Below is your full Premier League TV schedule and stream links for Saturday and Sunday as we have classic matches, Goal of the Season, Behind the Badge, a focus on Liverpool v. Man City and much more coming up.


FULL TV SCHEDULE FOR NBCSN

Saturday, April 4
6-6:30 a.m. ET: Soccerbox – Matt Le Tissier [STREAM]
6:30-7 a.m. ET: Soccerbox – John Barnes [STREAM]
7-7:30 a.m. ET: Soccerbox – Sol Campbell [STREAM]
7:30-8 a.m. ET: Soccerbox – Ryan Giggs [STREAM]
8-9 a.m. ET: PL Goals of the Season: 2001-02 [STREAM]
9-10 a.m. ET: PL Goals of the Season: 2002-03 [STREAM]
10-10:30 a.m. ET: Classic Match: Liverpool v. Tottenham, Feb. 2015 [STREAM]
10:30-11 a.m. ET: Classic Match: Chelsea v. Man United, Feb. 2012 [STREAM]
11-11:30 a.m. ET: Classic Match: Tottenham v. Chelsea, Jan.  2015 [STREAM]
11:30 a.m. – 12 p.m. ET: Classic Match: Man United v. Arsenal, Aug., 2011 [STREAM]
12-12:30 p.m. ET. ET: Behind the Badge – Watford, Episode 1 [STREAM]
12:30-  p.m. ET. ET: Behind the Badge – Watford, Episode 2 [STREAM]
1-1:30 p.m. ET. ET: Behind the Badge – Watford, Episode 3 [STREAM]
1:30-2 p.m. ET. ET: Behind the Badge – Watford, Episode 4 [STREAM]

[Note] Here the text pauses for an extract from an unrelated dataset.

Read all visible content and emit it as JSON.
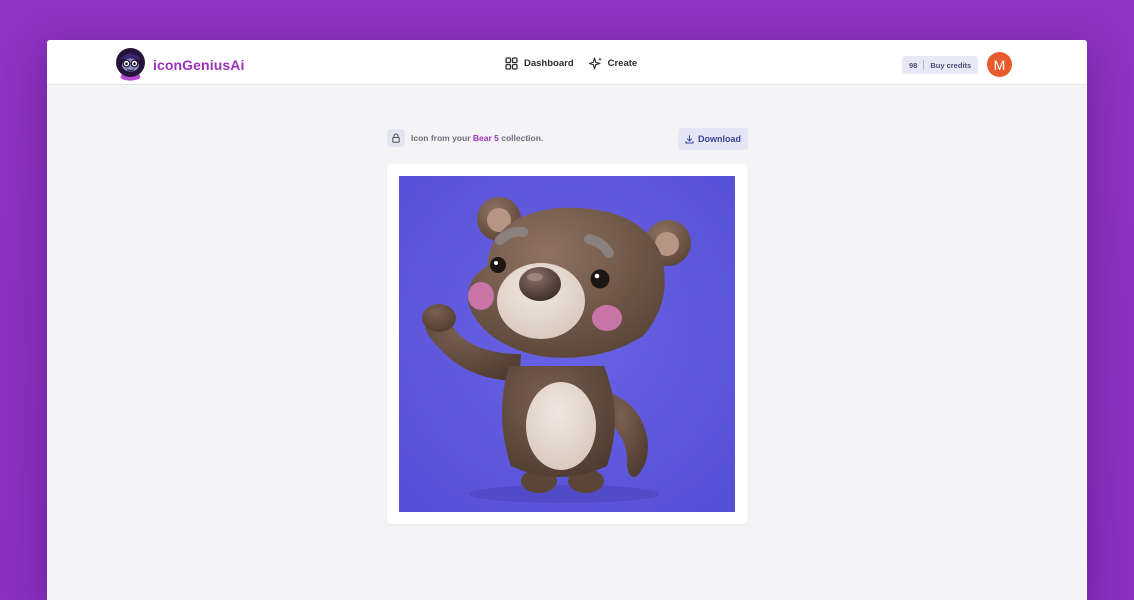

Sunday, April 5
6-7 a.m. ET: PL season in review 1998-99 [STREAM]
7-8 a.m. ET: PL season in review 1999-00 [STREAM]
8-10 a.m. ET: Match of the Week, Man City v. QPR, May 2012 [STREAM]
10 a.m. – 12 p.m. ET: Match of the Week, Everton v. Liverpool, Nov. 2013 [STREAM]
12 p.m. – 2 p.m. ET: Match of the Week, Chelsea v. Arsenal, Oct. 2014 [STREAM]